Second, there is James 4:4 Ye adulterers and adulteresses, know ye not that the friendship of the world is enmity with God? whosoever therefore will be a friend of the world is the enemy of God. Look, Pastor Charles Blake is a very educated, intelligent and accomplished man. He knows what these human rights people are about. He knows what the civil rights crowd is and was about. He knows that “human rights” has no place in a Biblical worldview. Yet he does this because of his position in the world and his desire to keep it.
So ultimately, this has nothing to do with homosexuality at all. It is all about worldiness, and what Bishop Charles Blake has allowed himself to get mixed up with is still more evidence why Christians, most of all pastors, should heed the Bible’s instructions to flee it.

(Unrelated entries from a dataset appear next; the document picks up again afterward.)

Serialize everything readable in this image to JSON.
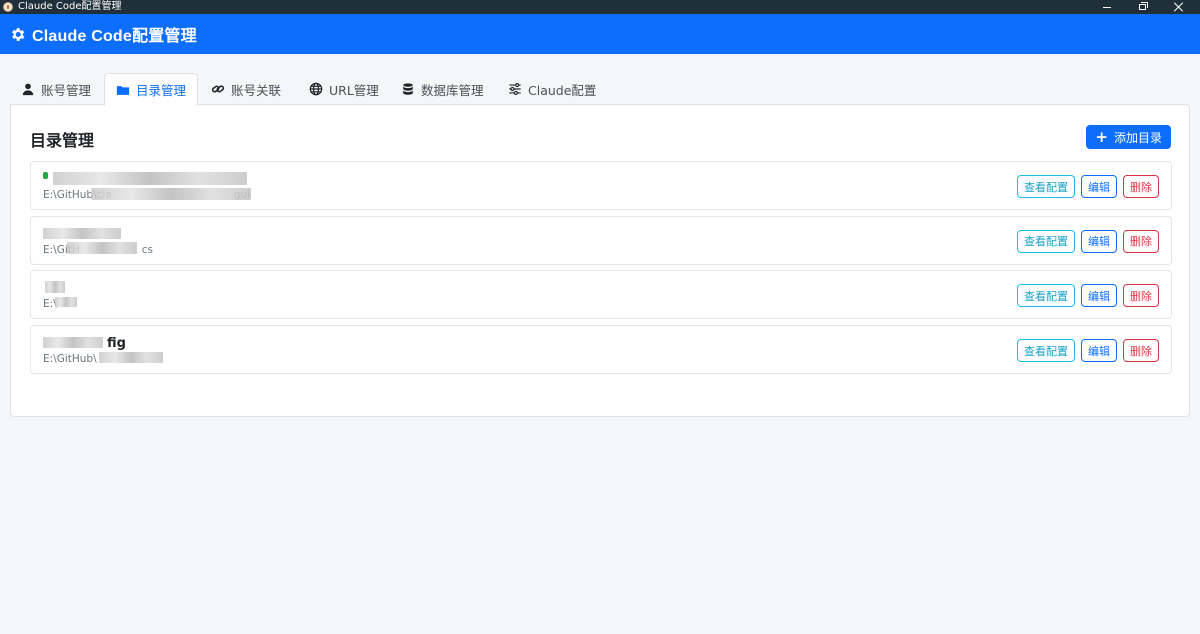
{
  "window": {
    "title": "Claude Code配置管理"
  },
  "header": {
    "title": "Claude Code配置管理",
    "icon": "gear-icon"
  },
  "tabs": [
    {
      "label": "账号管理",
      "icon": "user-icon",
      "active": false
    },
    {
      "label": "目录管理",
      "icon": "folder-icon",
      "active": true
    },
    {
      "label": "账号关联",
      "icon": "link-icon",
      "active": false
    },
    {
      "label": "URL管理",
      "icon": "globe-icon",
      "active": false
    },
    {
      "label": "数据库管理",
      "icon": "database-icon",
      "active": false
    },
    {
      "label": "Claude配置",
      "icon": "sliders-icon",
      "active": false
    }
  ],
  "panel": {
    "title": "目录管理",
    "add_button": "添加目录"
  },
  "directories": [
    {
      "name": "",
      "path": "E:\\GitHub\\cla",
      "path_suffix": "gui",
      "active": true
    },
    {
      "name": "",
      "path": "E:\\GitH",
      "path_suffix": "cs",
      "active": false
    },
    {
      "name": "",
      "path": "E:\\",
      "path_suffix": "",
      "active": false
    },
    {
      "name": "fig",
      "path": "E:\\GitHub\\",
      "path_suffix": "",
      "active": false
    }
  ],
  "row_actions": {
    "view": "查看配置",
    "edit": "编辑",
    "delete": "删除"
  },
  "colors": {
    "primary": "#0d6efd",
    "titlebar": "#20303a",
    "info": "#17c1e8",
    "danger": "#dc3545",
    "success": "#28a745"
  }
}
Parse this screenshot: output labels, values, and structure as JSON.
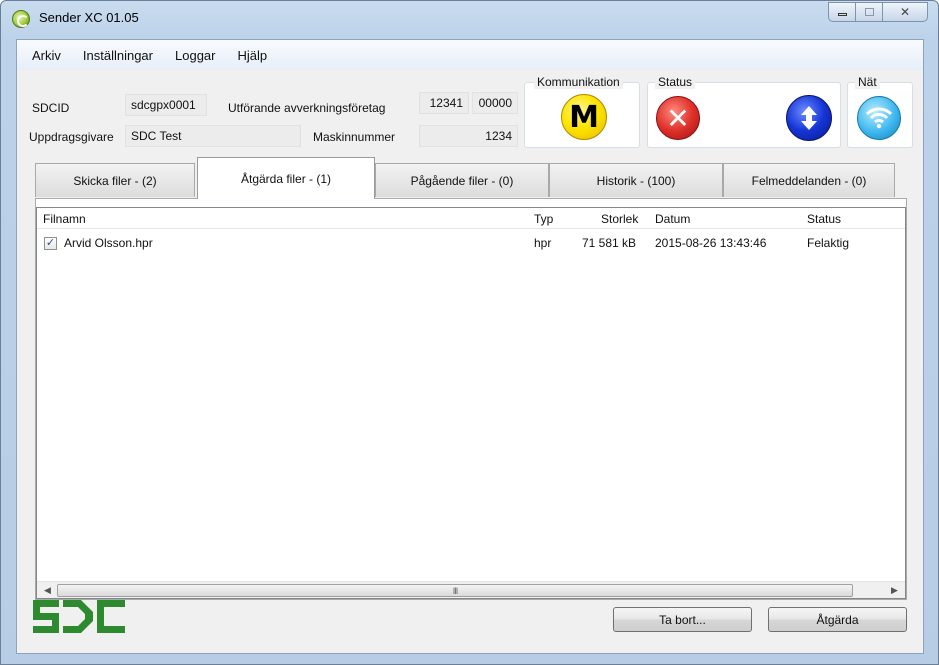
{
  "window": {
    "title": "Sender XC 01.05"
  },
  "menu": [
    "Arkiv",
    "Inställningar",
    "Loggar",
    "Hjälp"
  ],
  "info": {
    "sdcid_label": "SDCID",
    "sdcid_value": "sdcgpx0001",
    "uppdragsgivare_label": "Uppdragsgivare",
    "uppdragsgivare_value": "SDC Test",
    "utforande_label": "Utförande avverkningsföretag",
    "utforande_value1": "12341",
    "utforande_value2": "00000",
    "maskinnummer_label": "Maskinnummer",
    "maskinnummer_value": "1234"
  },
  "groups": {
    "kommunikation": "Kommunikation",
    "status": "Status",
    "nat": "Nät"
  },
  "icons": {
    "kommunikation": "m-icon",
    "status": "error-icon",
    "transfer": "up-down-arrows-icon",
    "nat": "wifi-icon",
    "m_glyph": "M"
  },
  "tabs": [
    {
      "label": "Skicka filer - (2)",
      "active": false
    },
    {
      "label": "Åtgärda filer - (1)",
      "active": true
    },
    {
      "label": "Pågående filer - (0)",
      "active": false
    },
    {
      "label": "Historik - (100)",
      "active": false
    },
    {
      "label": "Felmeddelanden - (0)",
      "active": false
    }
  ],
  "table": {
    "columns": [
      "Filnamn",
      "Typ",
      "Storlek",
      "Datum",
      "Status"
    ],
    "rows": [
      {
        "checked": true,
        "filnamn": "Arvid Olsson.hpr",
        "typ": "hpr",
        "storlek": "71 581 kB",
        "datum": "2015-08-26 13:43:46",
        "status": "Felaktig"
      }
    ]
  },
  "scrollbar": {
    "grip": "III"
  },
  "buttons": {
    "ta_bort": "Ta bort...",
    "atgarda": "Åtgärda"
  },
  "logo": {
    "text": "SDC",
    "color": "#2e8a2e"
  },
  "colors": {
    "accent": "#2e8a2e",
    "error": "#e0322b",
    "info": "#1535d6",
    "warning": "#ffe600"
  }
}
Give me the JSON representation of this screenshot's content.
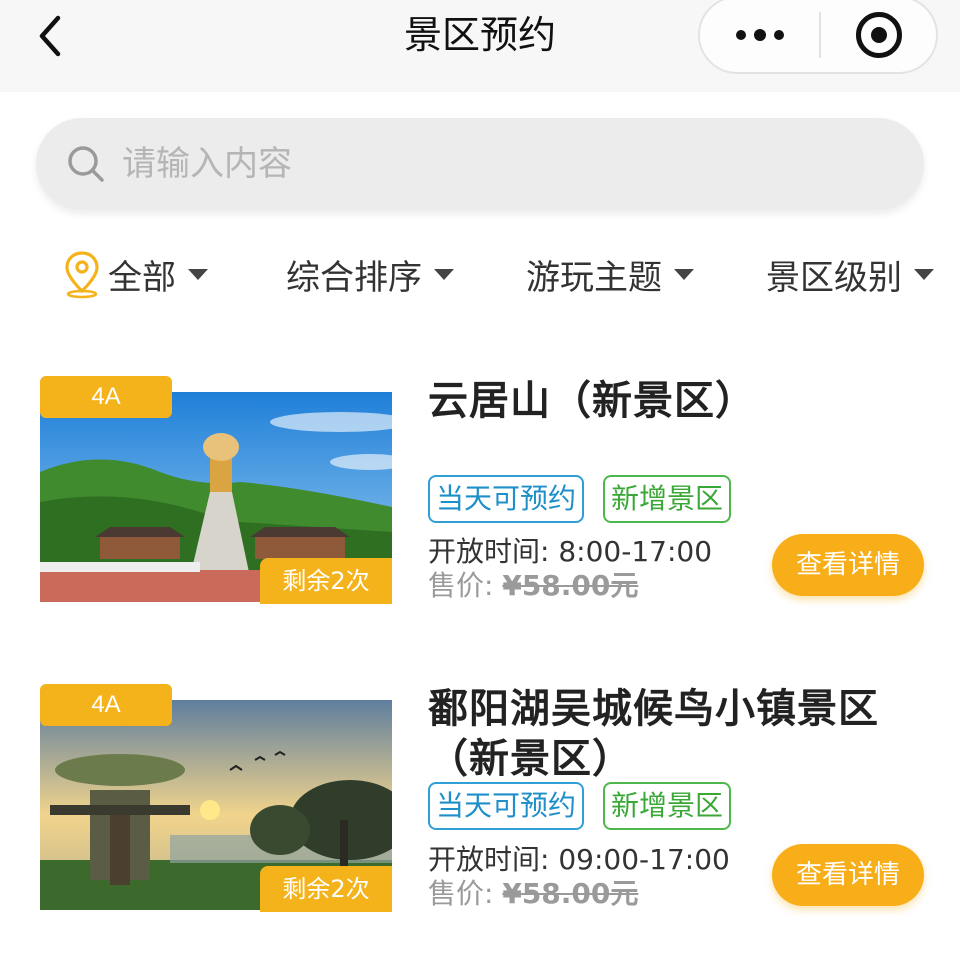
{
  "nav": {
    "title": "景区预约",
    "back_icon": "chevron-left-icon",
    "more_icon": "more-dots-icon",
    "close_icon": "target-icon"
  },
  "search": {
    "placeholder": "请输入内容",
    "value": ""
  },
  "filters": [
    {
      "label": "全部",
      "icon": "location-pin-icon"
    },
    {
      "label": "综合排序"
    },
    {
      "label": "游玩主题"
    },
    {
      "label": "景区级别"
    }
  ],
  "colors": {
    "accent": "#f4b21b",
    "tag_blue": "#2f9fd6",
    "tag_green": "#4fb84a"
  },
  "spots": [
    {
      "level": "4A",
      "title": "云居山（新景区）",
      "tags": [
        "当天可预约",
        "新增景区"
      ],
      "open_time": "开放时间:  8:00-17:00",
      "price_label": "售价: ",
      "price_value": "¥58.00元",
      "remaining": "剩余2次",
      "detail_button": "查看详情"
    },
    {
      "level": "4A",
      "title": "鄱阳湖吴城候鸟小镇景区（新景区）",
      "tags": [
        "当天可预约",
        "新增景区"
      ],
      "open_time": "开放时间:  09:00-17:00",
      "price_label": "售价: ",
      "price_value": "¥58.00元",
      "remaining": "剩余2次",
      "detail_button": "查看详情"
    }
  ]
}
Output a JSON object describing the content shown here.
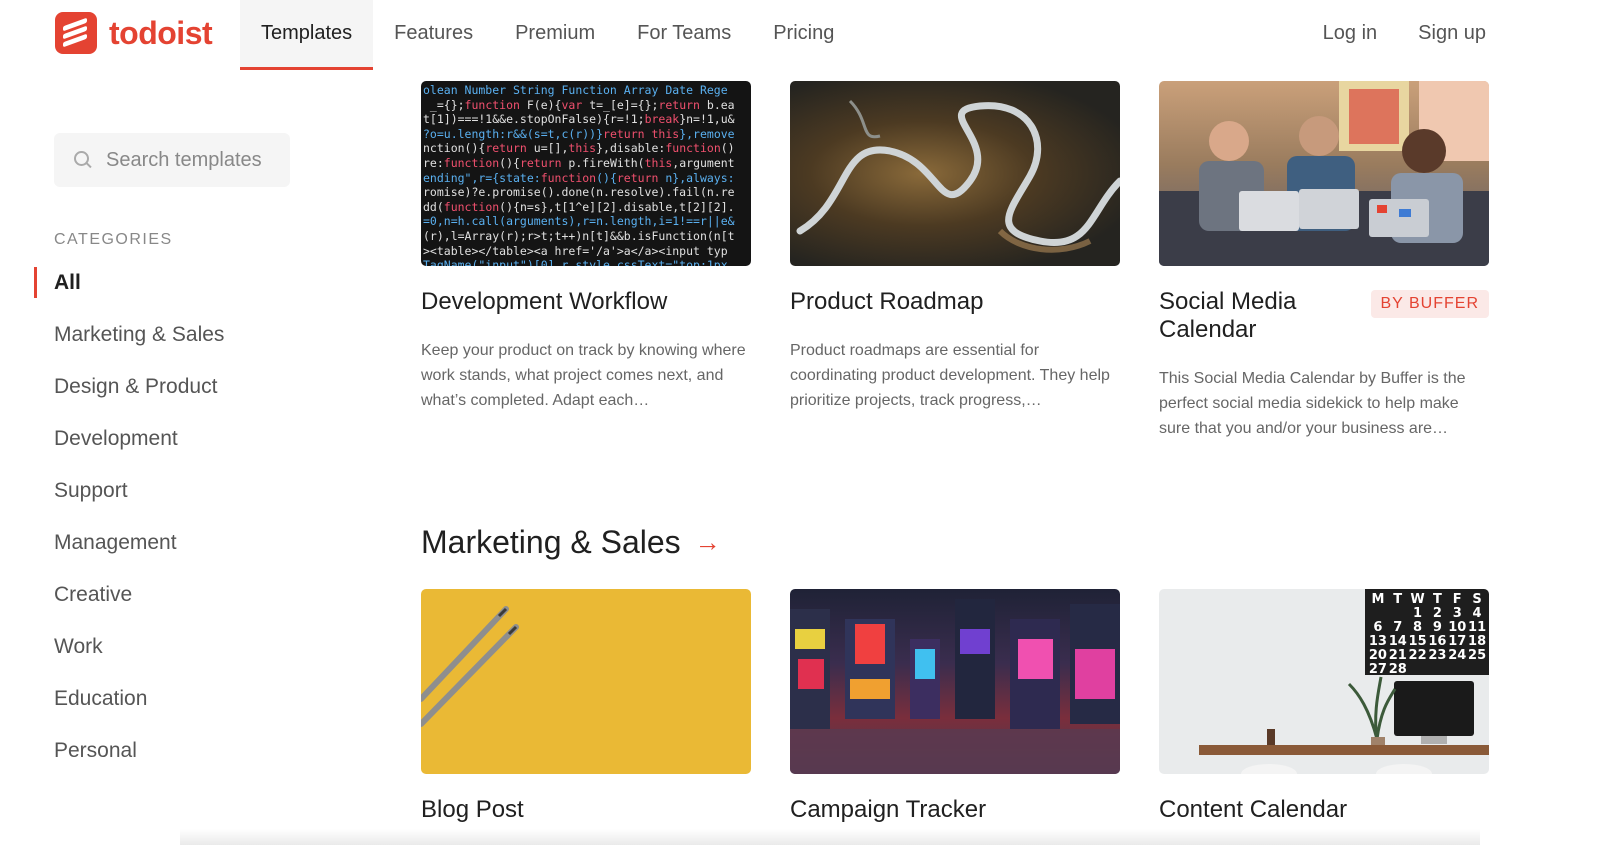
{
  "brand": {
    "name": "todoist",
    "color": "#e44332"
  },
  "nav": {
    "items": [
      {
        "label": "Templates",
        "active": true
      },
      {
        "label": "Features",
        "active": false
      },
      {
        "label": "Premium",
        "active": false
      },
      {
        "label": "For Teams",
        "active": false
      },
      {
        "label": "Pricing",
        "active": false
      }
    ],
    "login_label": "Log in",
    "signup_label": "Sign up"
  },
  "sidebar": {
    "search_placeholder": "Search templates",
    "categories_heading": "CATEGORIES",
    "categories": [
      {
        "label": "All",
        "active": true
      },
      {
        "label": "Marketing & Sales",
        "active": false
      },
      {
        "label": "Design & Product",
        "active": false
      },
      {
        "label": "Development",
        "active": false
      },
      {
        "label": "Support",
        "active": false
      },
      {
        "label": "Management",
        "active": false
      },
      {
        "label": "Creative",
        "active": false
      },
      {
        "label": "Work",
        "active": false
      },
      {
        "label": "Education",
        "active": false
      },
      {
        "label": "Personal",
        "active": false
      }
    ]
  },
  "top_cards": [
    {
      "title": "Development Workflow",
      "description": "Keep your product on track by knowing where work stands, what project comes next, and what’s completed. Adapt each…"
    },
    {
      "title": "Product Roadmap",
      "description": "Product roadmaps are essential for coordinating product development. They help prioritize projects, track progress,…"
    },
    {
      "title": "Social Media Calendar",
      "badge": "BY BUFFER",
      "description": "This Social Media Calendar by Buffer is the perfect social media sidekick to help make sure that you and/or your business are…"
    }
  ],
  "code_lines": [
    "olean Number String Function Array Date Rege",
    " _={};function F(e){var t=_[e]={};return b.ea",
    "t[1])===!1&&e.stopOnFalse){r=!1;break}n=!1,u&",
    "?o=u.length:r&&(s=t,c(r))}return this},remove",
    "nction(){return u=[],this},disable:function()",
    "re:function(){return p.fireWith(this,argument",
    "ending\",r={state:function(){return n},always:",
    "romise)?e.promise().done(n.resolve).fail(n.re",
    "dd(function(){n=s},t[1^e][2].disable,t[2][2].",
    "=0,n=h.call(arguments),r=n.length,i=1!==r||e&",
    "(r),l=Array(r);r>t;t++)n[t]&&b.isFunction(n[t",
    "><table></table><a href='/a'>a</a><input typ",
    "TagName(\"input\")[0],r.style.cssText=\"top:1px"
  ],
  "section": {
    "title": "Marketing & Sales",
    "arrow_icon": "arrow-right-icon"
  },
  "bottom_cards": [
    {
      "title": "Blog Post"
    },
    {
      "title": "Campaign Tracker"
    },
    {
      "title": "Content Calendar"
    }
  ],
  "calendar_days": {
    "header": [
      "M",
      "T",
      "W",
      "T",
      "F",
      "S"
    ],
    "rows": [
      [
        "",
        "",
        "1",
        "2",
        "3",
        "4"
      ],
      [
        "6",
        "7",
        "8",
        "9",
        "10",
        "11"
      ],
      [
        "13",
        "14",
        "15",
        "16",
        "17",
        "18"
      ],
      [
        "20",
        "21",
        "22",
        "23",
        "24",
        "25"
      ],
      [
        "27",
        "28",
        "",
        "",
        "",
        ""
      ]
    ]
  }
}
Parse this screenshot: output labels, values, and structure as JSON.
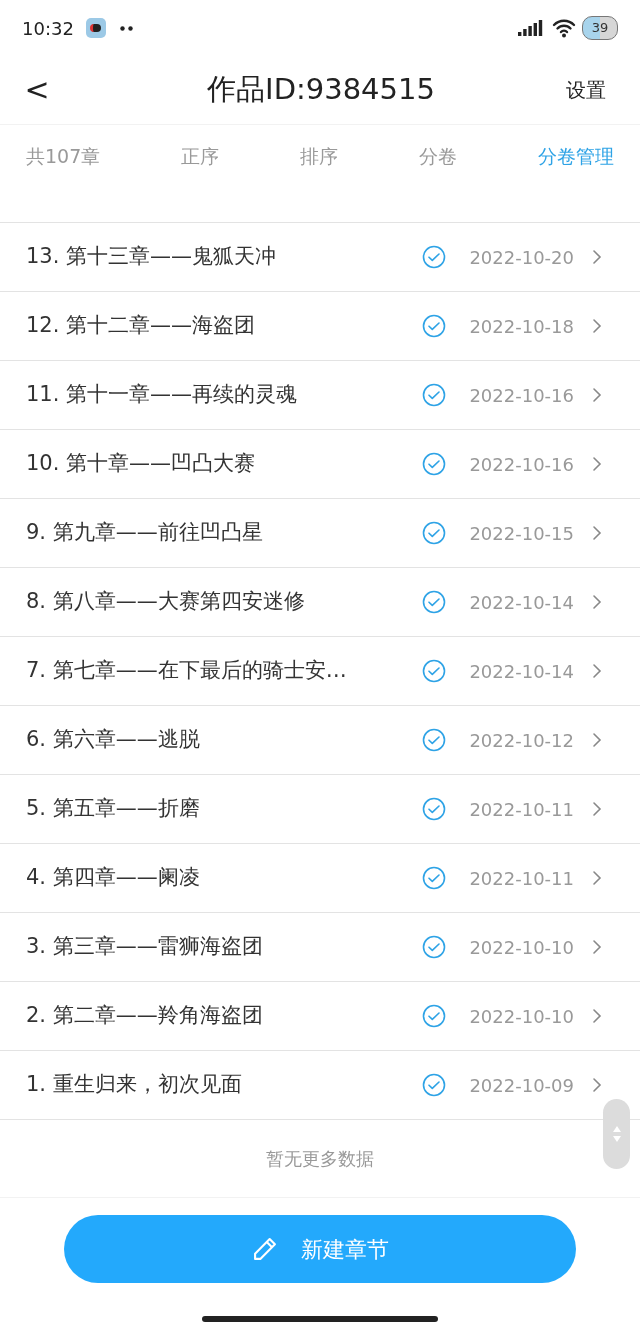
{
  "status_bar": {
    "time": "10:32",
    "battery": "39"
  },
  "header": {
    "back": "<",
    "title": "作品ID:9384515",
    "action": "设置"
  },
  "toolbar": {
    "count": "共107章",
    "tabs": [
      {
        "label": "正序",
        "selected": false
      },
      {
        "label": "排序",
        "selected": false
      },
      {
        "label": "分卷",
        "selected": false
      },
      {
        "label": "分卷管理",
        "selected": true
      }
    ]
  },
  "chapters": [
    {
      "title": "13. 第十三章——鬼狐天冲",
      "date": "2022-10-20"
    },
    {
      "title": "12. 第十二章——海盗团",
      "date": "2022-10-18"
    },
    {
      "title": "11. 第十一章——再续的灵魂",
      "date": "2022-10-16"
    },
    {
      "title": "10. 第十章——凹凸大赛",
      "date": "2022-10-16"
    },
    {
      "title": "9. 第九章——前往凹凸星",
      "date": "2022-10-15"
    },
    {
      "title": "8. 第八章——大赛第四安迷修",
      "date": "2022-10-14"
    },
    {
      "title": "7. 第七章——在下最后的骑士安…",
      "date": "2022-10-14"
    },
    {
      "title": "6. 第六章——逃脱",
      "date": "2022-10-12"
    },
    {
      "title": "5. 第五章——折磨",
      "date": "2022-10-11"
    },
    {
      "title": "4. 第四章——阑凌",
      "date": "2022-10-11"
    },
    {
      "title": "3. 第三章——雷狮海盗团",
      "date": "2022-10-10"
    },
    {
      "title": "2. 第二章——羚角海盗团",
      "date": "2022-10-10"
    },
    {
      "title": "1. 重生归来，初次见面",
      "date": "2022-10-09"
    }
  ],
  "footer_note": "暂无更多数据",
  "new_button": "新建章节"
}
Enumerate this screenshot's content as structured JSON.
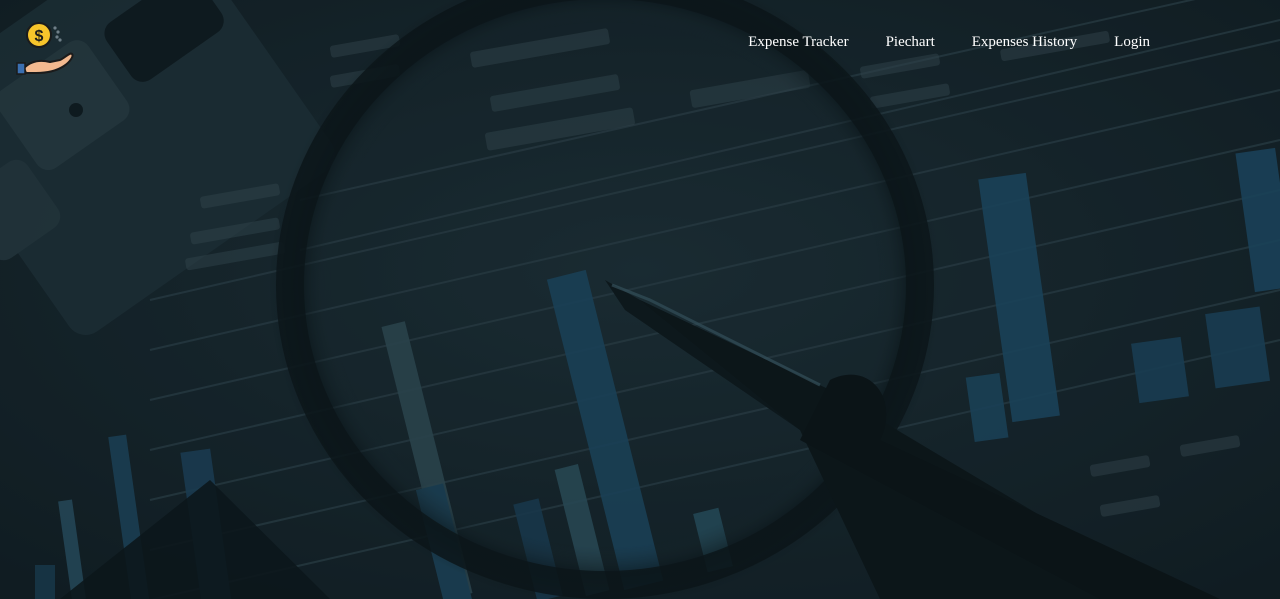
{
  "app": {
    "logo_icon": "dollar-coin-in-hand-icon"
  },
  "nav": {
    "items": [
      {
        "label": "Expense Tracker"
      },
      {
        "label": "Piechart"
      },
      {
        "label": "Expenses History"
      },
      {
        "label": "Login"
      }
    ]
  },
  "hero": {
    "background": "magnifier-over-financial-chart-image",
    "tint": "#16252d"
  },
  "colors": {
    "nav_text": "#ffffff",
    "logo_coin": "#f7c52b",
    "logo_hand": "#f3b98f",
    "logo_cuff": "#3b6fb0"
  }
}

P.S. I don’t want any of you folks coming on here quoting what some famous preacher or theologian says about human, civil, or individual rights, and I ESPECIALLY do not want to read any nonsense about “natural law” or any other perversion of what scripture teaches about common grace. Those things are not the process of a literal, exegetical reading of scripture, but notions that came to us from systematic theology. Systematic theology is the convergence of Bible doctrines (which truthfully, is not exactly the Bible itself, but is honestly one step removed) and western philosophy, and western philosophy originated and is largely rooted in pagan Hellenism. Now while systematic theology has its uses (especially for westerners and we do live in a western culture … I should point out that for non – western people systematic theology is must less useful and more problematic, and non – western Christians have been trying to communicate this fact for centuries), it has to be directly wedded to the Bible to make sense. But once you depart from the Bible, well let us just say that I am convinced that a skilled enough systematic theologian could make a compelling case that 1+1=3. If you don’t believe me, go read about how some of the great systematic theologians justified such things as torturing and killing heretics. Yep, the same folks who went around prattling about human or individual rights derived from natural law thought nothing of tying someone to a stake and burning him to death, using green wood so that the death would be as slow and painful as possible. The truth is that if you read the Bible exegetically and refrain from eisegesis (infusing the text with ideas and meanings that aren’t present), you will not find the concept of human, individual, or civil rights and liberties in the Bible, only of man’s responsibility to respond to God in faith with service, obedience, and trembling.